“If it wasn’t coming out as good as it came out and consistent as it came out – we couldn’t say it’s going to be guile alone,” Shildt said. “You can’t discount the experience factor, knowing how to pitch and slow the game down (Monday). Let’s continue to find out what this looks like. Let’s evaluate it. You find out by letting him pitch.”

CATCHER CAROUSEL

The Cardinals began with Tuesday night’s Miles Mikolas start and fanned out from there when it came to deciding who started when and how much at catcher, using familiarity as their guide, Shildt said. While waiting for Yadier Molina (hamstring) to return from injury, possibly as soon as this weekend, the Cardinals have carved catching duties between Francisco Pena and Carson Kelly.

Shildt said that Pena’s feel for Mikolas got him that start and they engineered the split-starts from there. Kelly’s work with Daniel Poncedeleon at Class AAA Memphis made sense for him to start Wednesday’s day game. Kelly also handled Wainwright’s start because he had just done so at Triple-A a week earlier.
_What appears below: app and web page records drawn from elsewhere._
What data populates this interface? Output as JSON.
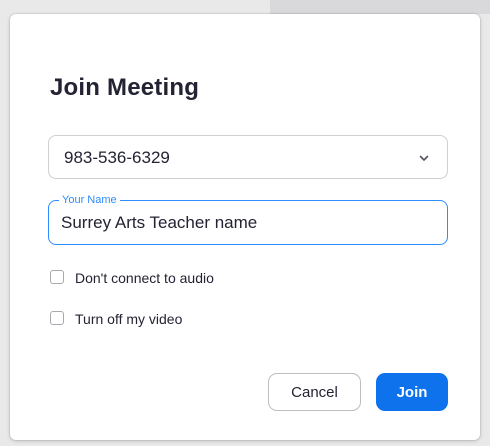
{
  "dialog": {
    "title": "Join Meeting"
  },
  "meeting_id": {
    "value": "983-536-6329",
    "icon": "chevron-down-icon"
  },
  "name_field": {
    "label": "Your Name",
    "value": "Surrey Arts Teacher name"
  },
  "options": {
    "audio": {
      "label": "Don't connect to audio",
      "checked": false
    },
    "video": {
      "label": "Turn off my video",
      "checked": false
    }
  },
  "buttons": {
    "cancel": "Cancel",
    "join": "Join"
  },
  "colors": {
    "accent": "#0e72ed",
    "focus": "#2d8cff",
    "text": "#232333"
  }
}
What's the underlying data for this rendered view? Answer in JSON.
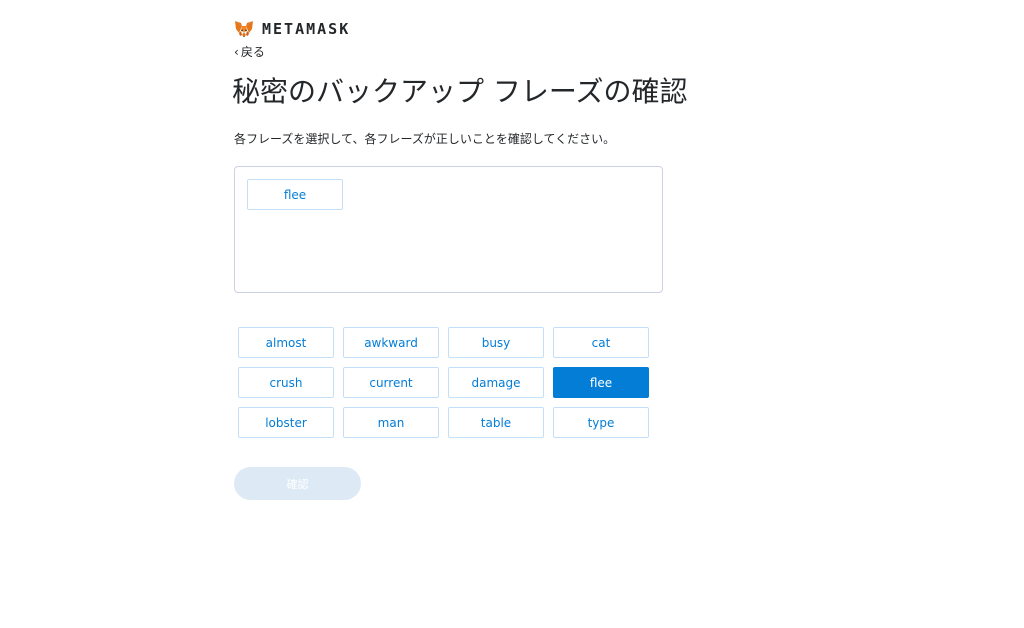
{
  "header": {
    "logo_text": "METAMASK",
    "logo_icon": "metamask-fox-icon"
  },
  "nav": {
    "back_label": "戻る"
  },
  "main": {
    "title": "秘密のバックアップ フレーズの確認",
    "instruction": "各フレーズを選択して、各フレーズが正しいことを確認してください。",
    "selected_words": [
      "flee"
    ],
    "word_options": [
      {
        "label": "almost",
        "selected": false
      },
      {
        "label": "awkward",
        "selected": false
      },
      {
        "label": "busy",
        "selected": false
      },
      {
        "label": "cat",
        "selected": false
      },
      {
        "label": "crush",
        "selected": false
      },
      {
        "label": "current",
        "selected": false
      },
      {
        "label": "damage",
        "selected": false
      },
      {
        "label": "flee",
        "selected": true
      },
      {
        "label": "lobster",
        "selected": false
      },
      {
        "label": "man",
        "selected": false
      },
      {
        "label": "table",
        "selected": false
      },
      {
        "label": "type",
        "selected": false
      }
    ],
    "confirm_label": "確認"
  },
  "colors": {
    "accent": "#037dd6",
    "chip_border": "#c3e0fb",
    "disabled_button": "#ddeaf6",
    "text": "#24272a"
  }
}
“Trust them both,” Shildt said. “History, definitely a driving force.”

WACHA'S FOCUS TURNS TO 2019

The muscle strain buried under his ribs that still makes it painful to sneeze would not relent long enough for Michael Wacha to avoid losing more than half of his season. The Cardinals and Wacha made the call Monday to end his push to return this season and shifted to having the righthander focus on 2019, his last season before free agency.
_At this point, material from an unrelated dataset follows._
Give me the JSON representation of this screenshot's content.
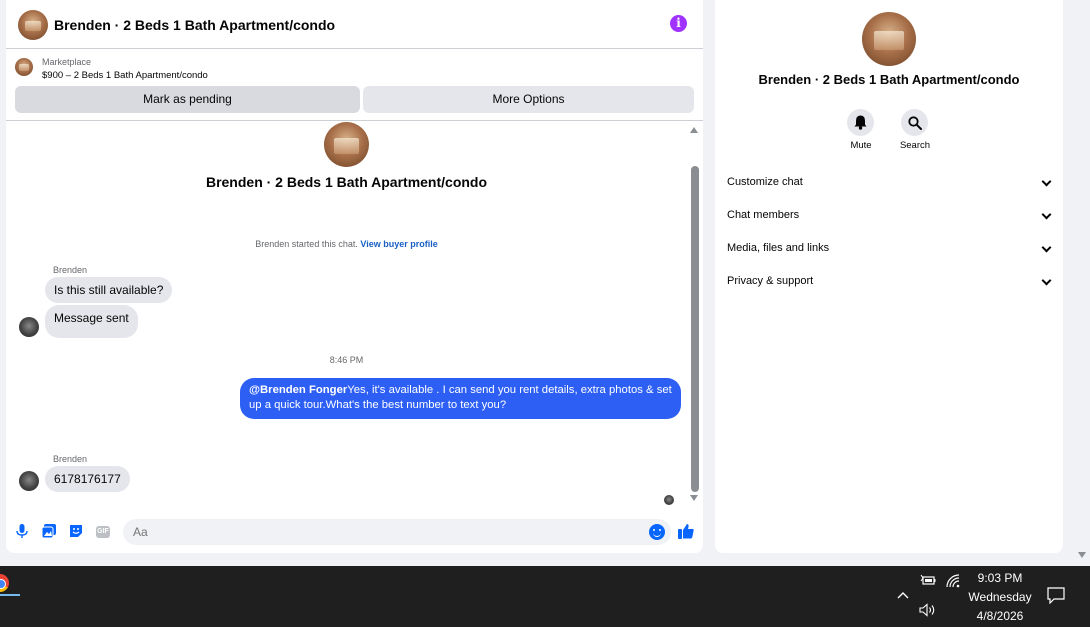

The soreness near his ribcage never completely vanished, Wacha described Tuesday, and he went to Class AAA Memphis for a start on the hope that it would loosen long enough to pitch.

It didn’t.

“I just thought it was better not to make that start and just let it rest up,” Wacha said. “Everyone I’ve talked to with oblique injuries, they say it will take some time to get over it. You’ll start to feel a little weird there, but eventually it will go away. I’m just holding onto those words.”

Wacha, 27, was off to an 8-2 start with a 3.20 ERA and a possible All-Star nod when he felt a stitch stab through his left side during a start June 20 in Philadelphia. The team suggested he had sustained a “mild” oblique strain, though said internally that he could miss two months or more returning from the injury. When it resurfaced after two rehab appearances, Wacha had to start again. He called that a “setback” and not a new injury. The righthander finishes the season with 15 starts and fewer than 85 innings as he enters his final season of arbitration.

The Cardinals must decide about his readiness for 2019 before presenting him a contract early this offseason, the salary of which can be negotiated or determined by arbitration hearing.

He’s been prescribed more rest to allow the oblique muscle time to calm and the irritation subside. From there, his rehab will include strengthen his core muscles and new workouts that will have to work in concert with the work he already does to alleviate strain on his right scapula.

“All forward on this thing,” he said. “Trying to get it healthy.”

MAYERS, TV, ETC.

San Francisco’s visit to Busch Stadium has been moved to a 12:05 p.m. St. Louis time start in order to accommodate a national telecast on Fox. The Cardinals have had a series of games picked up for a national broadcast in the coming weeks, including Saturday’s game against LA (Fox), Sunday’s vs. LA (ESPN), and Tuesday’s at Atlanta, which was selected by ESPN on Tuesday for a national broadcast. It will remain a 6:35 p.m. St. Louis time start. … With a double Monday, Matt Carpenter completed his third season with at least 40 doubles. In Cardinals’ history only Stan Musial (nine), Joe Medwick (seven), Albert Pujols (six), and Rogers Hornsby (five) have had more.

Derrick Goold

@dgoold on Twitter

dgoold@post-dispatch.com